**THE DATA**
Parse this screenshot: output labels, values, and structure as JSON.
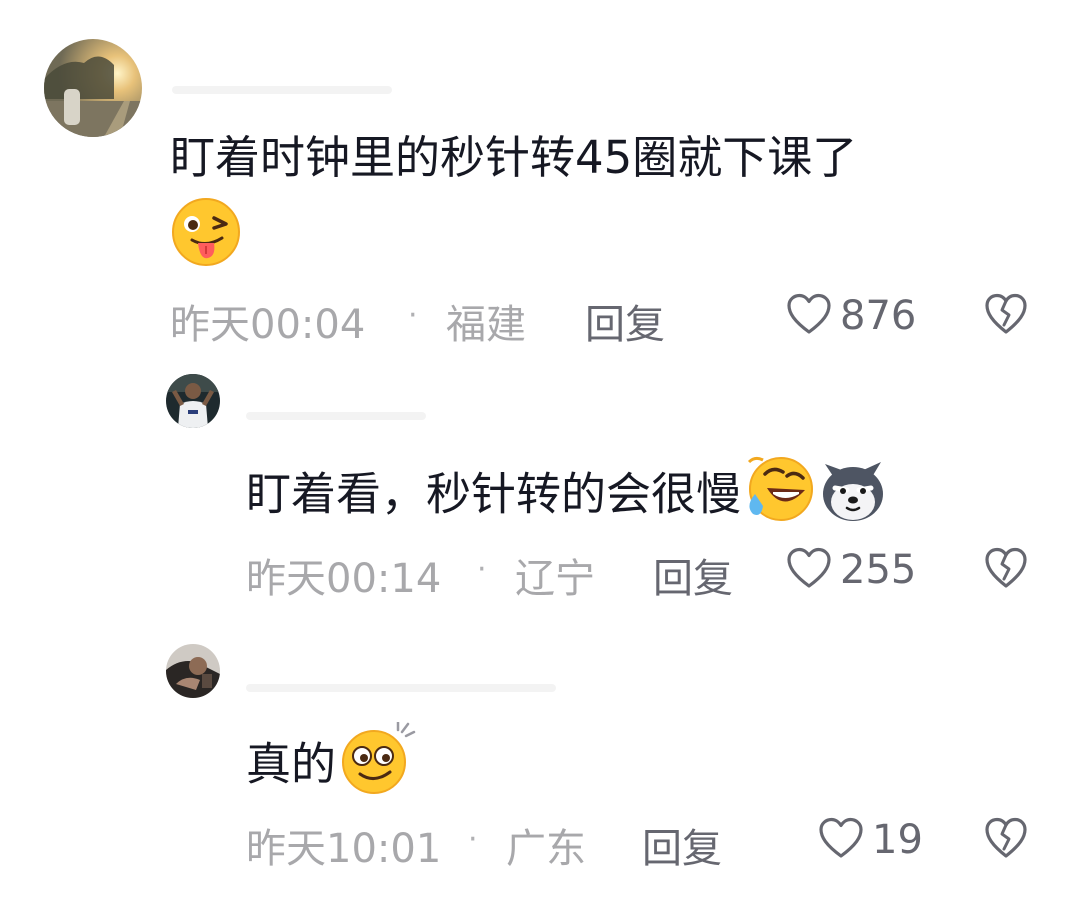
{
  "comments": [
    {
      "text": "盯着时钟里的秒针转45圈就下课了",
      "emoji": "tongue-wink-emoji",
      "time": "昨天00:04",
      "location": "福建",
      "reply_label": "回复",
      "likes": "876"
    },
    {
      "text": "盯着看，秒针转的会很慢",
      "emoji": [
        "rolling-laughing-emoji",
        "husky-dog-emoji"
      ],
      "time": "昨天00:14",
      "location": "辽宁",
      "reply_label": "回复",
      "likes": "255"
    },
    {
      "text": "真的",
      "emoji": "dizzy-smile-emoji",
      "time": "昨天10:01",
      "location": "广东",
      "reply_label": "回复",
      "likes": "19"
    }
  ],
  "separator": "·",
  "colors": {
    "text_primary": "#161823",
    "text_meta": "#a8a8ab",
    "text_action": "#666770"
  }
}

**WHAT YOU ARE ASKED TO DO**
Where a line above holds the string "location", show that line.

**RESPONSE BOX**
      "location": "福建",
      "location": "辽宁",
      "location": "广东",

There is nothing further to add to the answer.